Thus, Episcopalians also support immigrant parents, as well as immigrant children. Both parents and children need the various acts in which to become citizens as a family, without the children’s parents deported, leaving them to fend for themselves.
Fr. Richard Smith, associate priest at St. John the Evangelist Episcopal Church, delivered the prepared opening remarks on behalf of California Bishop Marc Andrus. Over 50 people gathered, including major media, gathered at the church to hear the remarks concerning the TRUST Act.
“This has not been an easy road for you, coming forward time and again to speak the truth and tell your stories. Sometimes it has been risky, but you have been brave, and you did it. We are so proud of you, and we are proud to continue standing with you until together we have achieved justice for all of your families as well,” said Smith. He is a clergy leader with the San Francisco Organizing Project, a grassroots community network representing more than 40,000 families.
“A word about the TRUST Act that is about to arrive on Governor Brown’s desk: We know that the overwhelming majority of immigrants in our churches and communities are law-abiding people working hard to support their families,” he continued. “They make enormous contributions to our economy, our society, our culture and, yes, our own lives of faith.”
“And that is why this diocese and our bishop today call upon Governor Brown to sign the TRUST Act when it arrives on his desk,” Smith concluded.
According to Lawton, resolutions such as these, rally support for various immigration reforms. Katie Conway, the Episcopal Church’s immigration and refugee policy analyst, these resolutions “passed at General Convention give my work in Washington both its focus and its legitimacy.”
“It is very compelling for administration staff or members of Congress to see how an immigration resolution proposed by a diocese in Ohio, in one district, can then aid advocacy across the country in California or New Jersey or Arizona, in other dioceses and other districts.”

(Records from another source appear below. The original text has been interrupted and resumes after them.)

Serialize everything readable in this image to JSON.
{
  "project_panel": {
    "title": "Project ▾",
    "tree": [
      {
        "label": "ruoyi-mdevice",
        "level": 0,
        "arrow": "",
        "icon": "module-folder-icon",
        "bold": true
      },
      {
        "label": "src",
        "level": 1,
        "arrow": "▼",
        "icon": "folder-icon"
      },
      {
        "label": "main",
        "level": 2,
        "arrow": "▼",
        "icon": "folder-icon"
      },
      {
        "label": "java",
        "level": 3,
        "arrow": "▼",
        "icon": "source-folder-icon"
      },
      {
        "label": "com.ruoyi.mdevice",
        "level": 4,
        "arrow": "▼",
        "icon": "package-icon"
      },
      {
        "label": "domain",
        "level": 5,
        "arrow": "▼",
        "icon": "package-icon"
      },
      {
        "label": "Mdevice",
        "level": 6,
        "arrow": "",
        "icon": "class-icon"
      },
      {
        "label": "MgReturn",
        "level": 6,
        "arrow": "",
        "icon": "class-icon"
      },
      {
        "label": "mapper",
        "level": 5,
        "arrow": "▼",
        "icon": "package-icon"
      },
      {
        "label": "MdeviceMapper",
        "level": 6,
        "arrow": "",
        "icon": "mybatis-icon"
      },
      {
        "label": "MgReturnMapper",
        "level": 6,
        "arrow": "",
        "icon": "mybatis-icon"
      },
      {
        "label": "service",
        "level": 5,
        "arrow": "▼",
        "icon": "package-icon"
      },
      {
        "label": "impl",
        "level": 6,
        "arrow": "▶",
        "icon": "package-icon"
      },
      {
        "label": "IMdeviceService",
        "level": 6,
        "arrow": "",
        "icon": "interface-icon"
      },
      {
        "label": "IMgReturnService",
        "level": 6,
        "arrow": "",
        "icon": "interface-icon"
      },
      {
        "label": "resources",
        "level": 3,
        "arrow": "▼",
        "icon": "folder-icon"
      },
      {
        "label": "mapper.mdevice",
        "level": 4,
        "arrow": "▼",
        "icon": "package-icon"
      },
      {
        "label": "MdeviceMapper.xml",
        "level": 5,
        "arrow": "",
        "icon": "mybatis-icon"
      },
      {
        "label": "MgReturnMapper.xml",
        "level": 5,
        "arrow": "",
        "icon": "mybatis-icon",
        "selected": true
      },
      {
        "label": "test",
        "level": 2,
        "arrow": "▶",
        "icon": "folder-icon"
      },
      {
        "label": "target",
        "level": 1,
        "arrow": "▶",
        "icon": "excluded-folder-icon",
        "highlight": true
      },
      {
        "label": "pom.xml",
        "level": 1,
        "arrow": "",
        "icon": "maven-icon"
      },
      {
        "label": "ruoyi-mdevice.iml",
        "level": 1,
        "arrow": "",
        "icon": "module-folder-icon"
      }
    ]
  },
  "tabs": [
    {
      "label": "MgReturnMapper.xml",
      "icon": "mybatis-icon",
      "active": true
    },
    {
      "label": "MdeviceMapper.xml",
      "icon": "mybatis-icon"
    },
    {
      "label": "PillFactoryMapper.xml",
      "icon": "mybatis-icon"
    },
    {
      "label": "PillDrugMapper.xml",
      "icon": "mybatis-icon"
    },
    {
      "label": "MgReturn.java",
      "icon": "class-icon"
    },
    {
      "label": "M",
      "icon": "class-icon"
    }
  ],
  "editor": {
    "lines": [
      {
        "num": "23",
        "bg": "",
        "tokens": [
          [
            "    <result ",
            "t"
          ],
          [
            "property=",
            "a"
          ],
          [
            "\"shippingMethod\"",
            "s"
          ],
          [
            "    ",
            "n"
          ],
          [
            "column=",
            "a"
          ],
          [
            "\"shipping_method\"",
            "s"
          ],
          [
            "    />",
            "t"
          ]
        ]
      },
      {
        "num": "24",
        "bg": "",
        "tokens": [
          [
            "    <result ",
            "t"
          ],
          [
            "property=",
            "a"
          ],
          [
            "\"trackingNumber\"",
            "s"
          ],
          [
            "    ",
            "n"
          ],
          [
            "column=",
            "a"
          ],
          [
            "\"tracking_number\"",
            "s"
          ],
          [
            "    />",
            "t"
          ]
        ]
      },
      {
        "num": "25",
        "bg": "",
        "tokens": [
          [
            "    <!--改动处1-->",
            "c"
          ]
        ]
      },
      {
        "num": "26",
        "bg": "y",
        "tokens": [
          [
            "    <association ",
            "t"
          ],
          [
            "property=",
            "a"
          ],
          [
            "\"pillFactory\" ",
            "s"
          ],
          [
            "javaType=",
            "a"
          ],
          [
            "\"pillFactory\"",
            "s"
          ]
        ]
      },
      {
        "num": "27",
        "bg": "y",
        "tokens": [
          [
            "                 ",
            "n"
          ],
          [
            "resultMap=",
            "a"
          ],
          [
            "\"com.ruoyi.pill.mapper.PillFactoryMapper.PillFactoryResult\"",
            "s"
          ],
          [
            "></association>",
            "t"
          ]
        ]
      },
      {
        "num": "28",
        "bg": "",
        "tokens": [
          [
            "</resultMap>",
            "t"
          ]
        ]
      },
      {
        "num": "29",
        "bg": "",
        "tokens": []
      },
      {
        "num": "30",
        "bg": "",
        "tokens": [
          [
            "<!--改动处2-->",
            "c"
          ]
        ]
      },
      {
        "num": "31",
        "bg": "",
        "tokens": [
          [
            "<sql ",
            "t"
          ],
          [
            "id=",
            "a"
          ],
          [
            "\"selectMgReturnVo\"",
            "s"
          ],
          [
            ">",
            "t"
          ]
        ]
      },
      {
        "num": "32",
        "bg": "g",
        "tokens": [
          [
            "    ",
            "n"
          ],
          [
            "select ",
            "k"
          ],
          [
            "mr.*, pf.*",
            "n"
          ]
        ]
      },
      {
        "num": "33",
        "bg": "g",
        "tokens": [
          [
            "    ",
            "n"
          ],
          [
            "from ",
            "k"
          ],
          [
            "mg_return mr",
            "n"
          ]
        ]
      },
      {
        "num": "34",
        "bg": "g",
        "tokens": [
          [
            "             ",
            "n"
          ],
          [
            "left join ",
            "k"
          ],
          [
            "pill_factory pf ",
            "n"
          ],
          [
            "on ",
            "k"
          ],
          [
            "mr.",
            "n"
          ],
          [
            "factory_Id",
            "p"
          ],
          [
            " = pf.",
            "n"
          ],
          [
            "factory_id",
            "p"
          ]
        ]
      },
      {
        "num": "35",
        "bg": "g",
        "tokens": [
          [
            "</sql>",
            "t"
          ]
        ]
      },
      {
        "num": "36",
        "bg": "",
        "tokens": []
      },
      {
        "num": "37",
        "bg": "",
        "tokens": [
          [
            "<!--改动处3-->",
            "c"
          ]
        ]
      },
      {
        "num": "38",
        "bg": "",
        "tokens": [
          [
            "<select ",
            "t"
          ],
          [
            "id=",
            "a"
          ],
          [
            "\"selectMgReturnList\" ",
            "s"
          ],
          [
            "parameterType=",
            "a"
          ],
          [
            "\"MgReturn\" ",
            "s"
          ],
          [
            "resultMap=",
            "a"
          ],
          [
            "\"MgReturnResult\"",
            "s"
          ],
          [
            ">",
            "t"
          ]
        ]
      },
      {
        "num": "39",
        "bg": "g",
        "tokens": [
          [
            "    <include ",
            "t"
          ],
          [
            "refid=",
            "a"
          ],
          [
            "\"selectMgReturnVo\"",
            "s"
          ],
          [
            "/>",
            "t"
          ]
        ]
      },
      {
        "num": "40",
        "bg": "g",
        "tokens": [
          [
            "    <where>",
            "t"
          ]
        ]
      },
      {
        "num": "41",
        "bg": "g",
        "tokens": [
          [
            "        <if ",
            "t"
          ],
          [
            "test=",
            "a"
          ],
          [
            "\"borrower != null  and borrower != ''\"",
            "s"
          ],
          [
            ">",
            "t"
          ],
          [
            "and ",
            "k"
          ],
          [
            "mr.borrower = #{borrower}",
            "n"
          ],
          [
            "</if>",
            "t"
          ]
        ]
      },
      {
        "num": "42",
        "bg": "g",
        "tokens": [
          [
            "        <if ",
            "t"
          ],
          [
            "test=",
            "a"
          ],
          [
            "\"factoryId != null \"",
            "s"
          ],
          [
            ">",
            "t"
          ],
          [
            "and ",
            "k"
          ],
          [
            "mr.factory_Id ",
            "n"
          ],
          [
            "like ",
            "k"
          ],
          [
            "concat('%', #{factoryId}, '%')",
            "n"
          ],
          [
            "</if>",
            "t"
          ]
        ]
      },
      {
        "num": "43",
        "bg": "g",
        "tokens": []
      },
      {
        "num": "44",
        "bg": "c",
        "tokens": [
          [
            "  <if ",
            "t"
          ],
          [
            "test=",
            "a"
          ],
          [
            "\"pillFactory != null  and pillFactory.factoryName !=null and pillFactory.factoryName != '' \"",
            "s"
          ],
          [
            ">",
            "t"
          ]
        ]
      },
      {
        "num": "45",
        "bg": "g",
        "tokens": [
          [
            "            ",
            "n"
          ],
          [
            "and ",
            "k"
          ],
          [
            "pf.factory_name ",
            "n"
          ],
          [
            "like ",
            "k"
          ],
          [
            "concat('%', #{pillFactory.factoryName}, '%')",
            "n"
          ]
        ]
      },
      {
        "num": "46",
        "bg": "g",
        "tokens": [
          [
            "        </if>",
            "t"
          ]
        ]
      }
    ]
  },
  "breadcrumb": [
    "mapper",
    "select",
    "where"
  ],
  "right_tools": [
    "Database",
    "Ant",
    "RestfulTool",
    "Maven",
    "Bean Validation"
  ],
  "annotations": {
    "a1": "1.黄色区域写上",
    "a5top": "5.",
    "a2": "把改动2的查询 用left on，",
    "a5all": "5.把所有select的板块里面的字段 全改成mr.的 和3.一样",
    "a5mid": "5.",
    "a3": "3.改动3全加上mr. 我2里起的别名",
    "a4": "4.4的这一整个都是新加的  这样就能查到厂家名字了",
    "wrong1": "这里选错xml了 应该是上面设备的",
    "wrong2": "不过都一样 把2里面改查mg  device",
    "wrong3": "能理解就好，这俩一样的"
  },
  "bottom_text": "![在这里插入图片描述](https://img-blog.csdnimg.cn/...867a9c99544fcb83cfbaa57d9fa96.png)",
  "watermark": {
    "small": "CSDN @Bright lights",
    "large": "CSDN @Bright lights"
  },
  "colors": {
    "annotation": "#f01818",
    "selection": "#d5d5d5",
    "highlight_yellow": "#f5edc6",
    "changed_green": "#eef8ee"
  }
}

“These resolutions offer an opportunity to educate lawmakers about these issues through the work and passion of Episcopalians and ensure that the Episcopal voice remains strong and clear as we continue to push for humane and just immigration policies.”